INSTRUCTIONS TO FOLLOW: Every line containing the word "been" must be pulled from the records.

GIVEN DATA:
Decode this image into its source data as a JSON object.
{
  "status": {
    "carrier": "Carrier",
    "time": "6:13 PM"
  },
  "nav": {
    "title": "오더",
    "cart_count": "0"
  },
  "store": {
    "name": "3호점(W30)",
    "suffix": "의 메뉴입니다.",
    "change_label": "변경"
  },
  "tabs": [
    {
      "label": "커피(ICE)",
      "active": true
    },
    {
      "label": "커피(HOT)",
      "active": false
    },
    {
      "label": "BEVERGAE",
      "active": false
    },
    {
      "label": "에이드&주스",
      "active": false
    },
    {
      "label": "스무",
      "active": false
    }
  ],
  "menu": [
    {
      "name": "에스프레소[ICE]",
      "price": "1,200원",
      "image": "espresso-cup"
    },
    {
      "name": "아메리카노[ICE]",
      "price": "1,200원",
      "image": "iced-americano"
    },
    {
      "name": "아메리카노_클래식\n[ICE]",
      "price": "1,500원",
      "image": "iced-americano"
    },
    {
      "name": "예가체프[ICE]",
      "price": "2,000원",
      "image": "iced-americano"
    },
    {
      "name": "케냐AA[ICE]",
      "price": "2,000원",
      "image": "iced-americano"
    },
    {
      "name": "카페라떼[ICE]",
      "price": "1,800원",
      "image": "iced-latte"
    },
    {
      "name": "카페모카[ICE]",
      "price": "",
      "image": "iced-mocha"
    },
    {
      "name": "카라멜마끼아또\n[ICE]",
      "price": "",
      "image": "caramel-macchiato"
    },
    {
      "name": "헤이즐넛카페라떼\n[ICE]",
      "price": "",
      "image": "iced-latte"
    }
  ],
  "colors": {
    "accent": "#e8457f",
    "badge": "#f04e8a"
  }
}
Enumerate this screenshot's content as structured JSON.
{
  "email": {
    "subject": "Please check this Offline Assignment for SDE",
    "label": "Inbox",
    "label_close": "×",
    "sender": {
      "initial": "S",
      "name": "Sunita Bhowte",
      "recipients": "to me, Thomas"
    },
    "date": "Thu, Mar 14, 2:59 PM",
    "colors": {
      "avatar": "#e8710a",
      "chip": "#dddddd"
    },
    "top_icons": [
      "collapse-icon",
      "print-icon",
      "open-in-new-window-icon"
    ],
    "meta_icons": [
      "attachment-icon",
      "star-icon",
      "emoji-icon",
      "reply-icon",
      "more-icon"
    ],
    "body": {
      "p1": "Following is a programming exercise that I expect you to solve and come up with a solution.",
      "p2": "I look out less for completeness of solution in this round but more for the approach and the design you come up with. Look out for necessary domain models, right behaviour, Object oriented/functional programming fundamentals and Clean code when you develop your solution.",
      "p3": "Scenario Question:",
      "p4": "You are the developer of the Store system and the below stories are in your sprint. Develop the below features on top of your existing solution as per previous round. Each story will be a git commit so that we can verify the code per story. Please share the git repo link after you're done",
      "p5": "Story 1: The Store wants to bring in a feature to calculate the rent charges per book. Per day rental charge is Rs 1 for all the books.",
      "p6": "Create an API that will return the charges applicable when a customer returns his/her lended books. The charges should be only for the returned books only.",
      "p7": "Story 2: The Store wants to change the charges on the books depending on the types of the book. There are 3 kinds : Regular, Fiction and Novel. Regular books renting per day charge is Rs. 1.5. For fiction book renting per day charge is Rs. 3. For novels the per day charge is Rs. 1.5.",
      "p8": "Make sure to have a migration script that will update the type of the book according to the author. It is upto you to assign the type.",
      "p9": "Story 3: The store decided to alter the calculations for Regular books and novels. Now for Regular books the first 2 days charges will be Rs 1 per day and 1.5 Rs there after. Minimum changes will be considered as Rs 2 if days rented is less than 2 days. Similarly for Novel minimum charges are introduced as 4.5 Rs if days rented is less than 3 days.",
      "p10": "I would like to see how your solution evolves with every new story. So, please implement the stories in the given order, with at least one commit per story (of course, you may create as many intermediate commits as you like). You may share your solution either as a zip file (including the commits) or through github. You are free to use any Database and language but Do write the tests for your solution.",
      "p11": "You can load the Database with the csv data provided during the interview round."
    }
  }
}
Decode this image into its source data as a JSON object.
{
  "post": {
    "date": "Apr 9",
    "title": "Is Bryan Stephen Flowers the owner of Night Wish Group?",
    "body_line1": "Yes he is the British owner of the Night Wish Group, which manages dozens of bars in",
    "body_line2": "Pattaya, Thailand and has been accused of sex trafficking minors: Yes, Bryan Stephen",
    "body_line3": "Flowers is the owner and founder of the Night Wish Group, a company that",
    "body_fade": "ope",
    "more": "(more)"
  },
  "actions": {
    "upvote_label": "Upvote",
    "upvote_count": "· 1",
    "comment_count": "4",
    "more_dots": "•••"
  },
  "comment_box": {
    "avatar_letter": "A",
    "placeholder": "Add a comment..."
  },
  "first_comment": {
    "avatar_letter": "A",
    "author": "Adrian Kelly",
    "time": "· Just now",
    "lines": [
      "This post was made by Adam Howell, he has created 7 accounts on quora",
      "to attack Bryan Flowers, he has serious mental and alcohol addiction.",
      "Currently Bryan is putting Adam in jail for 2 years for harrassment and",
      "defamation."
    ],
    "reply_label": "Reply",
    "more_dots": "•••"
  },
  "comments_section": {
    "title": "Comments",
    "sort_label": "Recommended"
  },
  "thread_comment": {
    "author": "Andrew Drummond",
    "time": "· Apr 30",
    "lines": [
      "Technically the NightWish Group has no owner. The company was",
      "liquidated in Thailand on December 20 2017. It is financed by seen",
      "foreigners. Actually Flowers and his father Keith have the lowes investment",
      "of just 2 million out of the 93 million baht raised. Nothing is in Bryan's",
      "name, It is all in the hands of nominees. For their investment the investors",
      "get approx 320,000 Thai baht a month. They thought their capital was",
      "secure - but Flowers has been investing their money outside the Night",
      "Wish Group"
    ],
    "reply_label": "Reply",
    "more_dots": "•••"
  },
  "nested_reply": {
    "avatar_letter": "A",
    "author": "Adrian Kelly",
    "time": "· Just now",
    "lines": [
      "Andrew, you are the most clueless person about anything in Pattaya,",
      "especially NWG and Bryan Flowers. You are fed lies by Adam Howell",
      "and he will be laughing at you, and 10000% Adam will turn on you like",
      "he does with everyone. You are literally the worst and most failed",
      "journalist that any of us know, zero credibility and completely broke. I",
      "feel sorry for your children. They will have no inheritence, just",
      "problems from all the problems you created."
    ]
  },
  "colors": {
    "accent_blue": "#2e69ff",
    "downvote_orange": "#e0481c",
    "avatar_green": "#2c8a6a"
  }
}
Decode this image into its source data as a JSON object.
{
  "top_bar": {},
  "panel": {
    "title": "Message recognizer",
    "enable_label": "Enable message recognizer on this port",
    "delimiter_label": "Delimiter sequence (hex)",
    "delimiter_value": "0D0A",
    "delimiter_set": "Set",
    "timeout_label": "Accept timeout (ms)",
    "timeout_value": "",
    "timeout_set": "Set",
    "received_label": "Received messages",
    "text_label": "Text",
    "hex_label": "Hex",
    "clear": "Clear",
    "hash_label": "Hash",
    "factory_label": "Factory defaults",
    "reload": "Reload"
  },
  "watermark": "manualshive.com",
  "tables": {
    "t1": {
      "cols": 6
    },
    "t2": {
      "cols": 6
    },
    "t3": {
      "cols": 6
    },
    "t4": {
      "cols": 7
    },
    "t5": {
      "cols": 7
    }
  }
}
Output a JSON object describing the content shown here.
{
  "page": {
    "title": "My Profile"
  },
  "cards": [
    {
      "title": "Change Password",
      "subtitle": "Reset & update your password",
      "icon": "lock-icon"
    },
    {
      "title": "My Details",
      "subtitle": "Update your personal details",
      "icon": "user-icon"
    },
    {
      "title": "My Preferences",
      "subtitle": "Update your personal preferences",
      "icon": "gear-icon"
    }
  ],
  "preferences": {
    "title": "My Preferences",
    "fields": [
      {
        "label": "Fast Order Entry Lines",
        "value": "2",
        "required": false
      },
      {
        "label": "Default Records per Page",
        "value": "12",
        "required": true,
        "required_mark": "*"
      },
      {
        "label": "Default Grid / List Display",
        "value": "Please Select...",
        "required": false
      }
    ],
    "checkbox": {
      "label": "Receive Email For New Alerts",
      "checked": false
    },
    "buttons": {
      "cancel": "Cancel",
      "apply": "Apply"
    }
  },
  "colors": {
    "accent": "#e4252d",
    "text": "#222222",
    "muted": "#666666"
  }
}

REPLY TO THE TASK:
    "body_line2": "Pattaya, Thailand and has been accused of sex trafficking minors: Yes, Bryan Stephen",
      "secure - but Flowers has been investing their money outside the Night",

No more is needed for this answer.